[Task to carry out] Retype all of the entries word for word.
*** Opening of Supplied information ***
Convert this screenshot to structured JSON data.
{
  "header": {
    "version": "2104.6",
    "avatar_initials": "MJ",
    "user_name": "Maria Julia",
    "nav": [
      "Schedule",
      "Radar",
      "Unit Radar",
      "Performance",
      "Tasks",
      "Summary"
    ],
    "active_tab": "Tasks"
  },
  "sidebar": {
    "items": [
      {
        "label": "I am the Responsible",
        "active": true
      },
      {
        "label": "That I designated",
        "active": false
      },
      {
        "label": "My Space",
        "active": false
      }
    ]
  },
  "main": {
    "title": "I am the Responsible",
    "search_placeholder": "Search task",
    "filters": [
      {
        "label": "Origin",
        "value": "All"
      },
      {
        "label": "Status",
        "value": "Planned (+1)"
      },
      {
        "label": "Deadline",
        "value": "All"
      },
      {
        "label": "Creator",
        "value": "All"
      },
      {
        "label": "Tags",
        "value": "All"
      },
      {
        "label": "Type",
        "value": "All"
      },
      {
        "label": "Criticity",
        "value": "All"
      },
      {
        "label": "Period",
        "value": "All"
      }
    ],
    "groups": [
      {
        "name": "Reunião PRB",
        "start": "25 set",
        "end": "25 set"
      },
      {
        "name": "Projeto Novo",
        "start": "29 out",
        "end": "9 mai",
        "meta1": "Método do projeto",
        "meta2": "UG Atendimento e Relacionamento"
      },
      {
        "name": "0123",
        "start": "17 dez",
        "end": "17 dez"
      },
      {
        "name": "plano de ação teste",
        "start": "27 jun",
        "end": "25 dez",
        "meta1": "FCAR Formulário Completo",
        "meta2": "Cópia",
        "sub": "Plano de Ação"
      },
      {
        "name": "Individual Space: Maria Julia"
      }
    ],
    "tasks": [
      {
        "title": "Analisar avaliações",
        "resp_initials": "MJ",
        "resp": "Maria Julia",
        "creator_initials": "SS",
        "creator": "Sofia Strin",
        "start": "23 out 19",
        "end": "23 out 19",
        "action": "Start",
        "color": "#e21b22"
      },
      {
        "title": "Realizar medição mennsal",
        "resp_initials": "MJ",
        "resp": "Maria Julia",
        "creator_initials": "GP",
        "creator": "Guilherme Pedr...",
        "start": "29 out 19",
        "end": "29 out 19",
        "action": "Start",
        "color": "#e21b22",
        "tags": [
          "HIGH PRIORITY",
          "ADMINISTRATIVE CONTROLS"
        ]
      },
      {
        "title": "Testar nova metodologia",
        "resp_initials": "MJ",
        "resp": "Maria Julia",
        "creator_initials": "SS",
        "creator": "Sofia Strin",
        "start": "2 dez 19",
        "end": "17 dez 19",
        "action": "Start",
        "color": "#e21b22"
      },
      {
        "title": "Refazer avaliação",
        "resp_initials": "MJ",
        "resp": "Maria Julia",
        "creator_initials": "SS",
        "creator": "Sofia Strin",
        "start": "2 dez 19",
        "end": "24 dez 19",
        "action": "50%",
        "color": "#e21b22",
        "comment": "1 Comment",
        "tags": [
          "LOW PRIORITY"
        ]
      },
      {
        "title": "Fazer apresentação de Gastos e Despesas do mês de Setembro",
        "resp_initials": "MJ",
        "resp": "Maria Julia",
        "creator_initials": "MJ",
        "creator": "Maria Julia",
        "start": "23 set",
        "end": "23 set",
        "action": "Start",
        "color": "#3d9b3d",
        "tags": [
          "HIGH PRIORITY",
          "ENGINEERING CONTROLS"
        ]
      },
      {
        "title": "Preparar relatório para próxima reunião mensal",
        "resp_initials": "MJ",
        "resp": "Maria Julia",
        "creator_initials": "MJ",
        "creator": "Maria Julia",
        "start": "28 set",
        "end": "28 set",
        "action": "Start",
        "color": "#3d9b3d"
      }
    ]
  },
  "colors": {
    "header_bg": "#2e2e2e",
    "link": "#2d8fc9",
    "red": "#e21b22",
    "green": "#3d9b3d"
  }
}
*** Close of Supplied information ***
[Result below]
Convert this screenshot to structured JSON data.
{
  "header": {
    "version": "2104.6",
    "avatar_initials": "MJ",
    "user_name": "Maria Julia",
    "nav": [
      "Schedule",
      "Radar",
      "Unit Radar",
      "Performance",
      "Tasks",
      "Summary"
    ],
    "active_tab": "Tasks"
  },
  "sidebar": {
    "items": [
      {
        "label": "I am the Responsible",
        "active": true
      },
      {
        "label": "That I designated",
        "active": false
      },
      {
        "label": "My Space",
        "active": false
      }
    ]
  },
  "main": {
    "title": "I am the Responsible",
    "search_placeholder": "Search task",
    "filters": [
      {
        "label": "Origin",
        "value": "All"
      },
      {
        "label": "Status",
        "value": "Planned (+1)"
      },
      {
        "label": "Deadline",
        "value": "All"
      },
      {
        "label": "Creator",
        "value": "All"
      },
      {
        "label": "Tags",
        "value": "All"
      },
      {
        "label": "Type",
        "value": "All"
      },
      {
        "label": "Criticity",
        "value": "All"
      },
      {
        "label": "Period",
        "value": "All"
      }
    ],
    "groups": [
      {
        "name": "Reunião PRB",
        "start": "25 set",
        "end": "25 set"
      },
      {
        "name": "Projeto Novo",
        "start": "29 out",
        "end": "9 mai",
        "meta1": "Método do projeto",
        "meta2": "UG Atendimento e Relacionamento"
      },
      {
        "name": "0123",
        "start": "17 dez",
        "end": "17 dez"
      },
      {
        "name": "plano de ação teste",
        "start": "27 jun",
        "end": "25 dez",
        "meta1": "FCAR Formulário Completo",
        "meta2": "Cópia",
        "sub": "Plano de Ação"
      },
      {
        "name": "Individual Space: Maria Julia"
      }
    ],
    "tasks": [
      {
        "title": "Analisar avaliações",
        "resp_initials": "MJ",
        "resp": "Maria Julia",
        "creator_initials": "SS",
        "creator": "Sofia Strin",
        "start": "23 out 19",
        "end": "23 out 19",
        "action": "Start",
        "color": "#e21b22"
      },
      {
        "title": "Realizar medição mennsal",
        "resp_initials": "MJ",
        "resp": "Maria Julia",
        "creator_initials": "GP",
        "creator": "Guilherme Pedr...",
        "start": "29 out 19",
        "end": "29 out 19",
        "action": "Start",
        "color": "#e21b22",
        "tags": [
          "HIGH PRIORITY",
          "ADMINISTRATIVE CONTROLS"
        ]
      },
      {
        "title": "Testar nova metodologia",
        "resp_initials": "MJ",
        "resp": "Maria Julia",
        "creator_initials": "SS",
        "creator": "Sofia Strin",
        "start": "2 dez 19",
        "end": "17 dez 19",
        "action": "Start",
        "color": "#e21b22"
      },
      {
        "title": "Refazer avaliação",
        "resp_initials": "MJ",
        "resp": "Maria Julia",
        "creator_initials": "SS",
        "creator": "Sofia Strin",
        "start": "2 dez 19",
        "end": "24 dez 19",
        "action": "50%",
        "color": "#e21b22",
        "comment": "1 Comment",
        "tags": [
          "LOW PRIORITY"
        ]
      },
      {
        "title": "Fazer apresentação de Gastos e Despesas do mês de Setembro",
        "resp_initials": "MJ",
        "resp": "Maria Julia",
        "creator_initials": "MJ",
        "creator": "Maria Julia",
        "start": "23 set",
        "end": "23 set",
        "action": "Start",
        "color": "#3d9b3d",
        "tags": [
          "HIGH PRIORITY",
          "ENGINEERING CONTROLS"
        ]
      },
      {
        "title": "Preparar relatório para próxima reunião mensal",
        "resp_initials": "MJ",
        "resp": "Maria Julia",
        "creator_initials": "MJ",
        "creator": "Maria Julia",
        "start": "28 set",
        "end": "28 set",
        "action": "Start",
        "color": "#3d9b3d"
      }
    ]
  },
  "colors": {
    "header_bg": "#2e2e2e",
    "link": "#2d8fc9",
    "red": "#e21b22",
    "green": "#3d9b3d"
  }
}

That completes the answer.